Managers of Connecticut’s relatively smoothly running state-based health insurance exchange are having to answer questions about a security breach. Someone found a backpack containing personal information from hundreds of Access Health CT users at a deli in Hartford, Kevin Counihan, the exchange chief executive officer, said Friday in a statement.
An employee of Maximus, a company helping to run the exchange, told the company that he forgot the backpack in a delicatessen, officials said. Notepads in the backpack contained Social Security numbers for about 150 people and the names and birthdates of about 400 people, company representatives said.
Someone gave the backpack to state Rep. Jay Case, R-Conn., and Case called Access Health CT. The exchange staff has been working with the Hartford Police Department to investigate the security breach and contact the exchange users who were affected, Counihan said.
“Our legal department is also in the process of filing all required state and federal breach reports,” Counihan said in a statement. “Let me be clear: we are sorry this happened. This is a very serious situation and we will hold the person or persons who are responsible to account. We will work tirelessly until we have remedied this problem and can prevent any such reoccurrence.”
In recent weeks, several states with state-based Patient Protection and Affordable Care Act (PPACA) exchange enrollment systems that worked poorly have decided to replace their systems with systems based on the technology used in Connecticut. The Health Insurance Portability and Accountability Act (HIPAA) imposes strict privacy and data security rules on any individual or entity with access to personal health information.

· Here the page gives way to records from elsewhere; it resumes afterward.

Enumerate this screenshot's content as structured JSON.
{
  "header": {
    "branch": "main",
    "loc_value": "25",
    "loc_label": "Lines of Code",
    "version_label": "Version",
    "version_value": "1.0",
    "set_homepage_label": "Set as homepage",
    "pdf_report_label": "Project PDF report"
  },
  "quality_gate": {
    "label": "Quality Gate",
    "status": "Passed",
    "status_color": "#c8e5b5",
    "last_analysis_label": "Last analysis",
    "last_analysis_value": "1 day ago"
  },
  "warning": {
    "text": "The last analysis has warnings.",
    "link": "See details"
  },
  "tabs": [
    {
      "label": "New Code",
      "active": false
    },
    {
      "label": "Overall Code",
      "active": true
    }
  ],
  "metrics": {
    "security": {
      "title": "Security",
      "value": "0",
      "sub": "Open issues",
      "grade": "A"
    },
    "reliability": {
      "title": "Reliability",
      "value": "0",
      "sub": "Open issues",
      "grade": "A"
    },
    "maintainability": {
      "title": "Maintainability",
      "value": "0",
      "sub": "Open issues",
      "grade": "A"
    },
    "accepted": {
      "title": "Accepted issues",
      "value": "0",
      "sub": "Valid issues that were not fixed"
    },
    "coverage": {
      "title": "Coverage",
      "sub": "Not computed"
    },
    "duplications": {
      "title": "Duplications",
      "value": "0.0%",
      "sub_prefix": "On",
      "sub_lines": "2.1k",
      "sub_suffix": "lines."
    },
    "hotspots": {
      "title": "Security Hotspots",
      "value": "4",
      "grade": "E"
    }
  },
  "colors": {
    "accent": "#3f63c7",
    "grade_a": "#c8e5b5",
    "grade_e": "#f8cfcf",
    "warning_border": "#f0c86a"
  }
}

Critics of PPACA and the PPACA exchange program have questioned how well the state-based exchanges and the exchanges run by the U.S. Department of Health and Human Services (HHS) can protect the exchange users’ information.